Upon his retirement from the KGB, Termen went straight to working as an employee of the Moscow Conservatory. Once there, he took the skills he had developed over nearly two decades of work in sonic espionage to once again create experimental electronic musical instruments. In Termen’s work, the musical and the martial converged. Whether his technologies would be used for creation or detection depended on time, place, and intention.
This distinction between music and warfare, between entertainment and surveillance, is key to helping us understand the proliferation of digital assistants today. Over the course of the 20th century, ordinary consumers excitedly welcomed devices like the radio and phonograph into their homes. Such demand spurred further research and development of these technologies. Progress geared to the consumer, the narrative goes, was progress for society. But at the same time, this research had a dark underside, one inextricably linked with military conquest and global surveillance networks.

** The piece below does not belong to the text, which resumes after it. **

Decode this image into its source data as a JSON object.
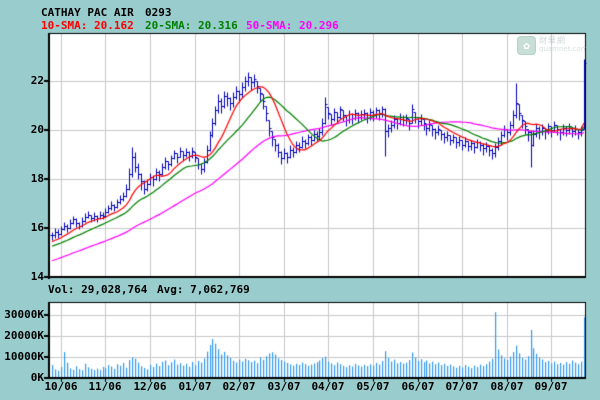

Seduced by the promise of ease, efficiency, and entertainment, we invite devices like Echo and Google Home to listen in on our everyday lives—and it’s our choice to do so. But it’s important to bear in mind that as we do this, we further the connections between entertainment and surveillance capitalism, a system in which our Hulu binges are linked to our Spotify playlists, which in turn influence the advertisements we see while scrolling through Facebook. The use of musical media in the service of auditory surveillance is nothing new, yes, but for the first time in history, we’re gladly welcoming it into our homes as part of a broader, intractable entertainment ecosystem.
For as long as we’ve been able to transmit sound through the ether, it seems, someone has been listening in. It’s time to pause quietly and ask ourselves: What do we—and don’t we—want them to hear?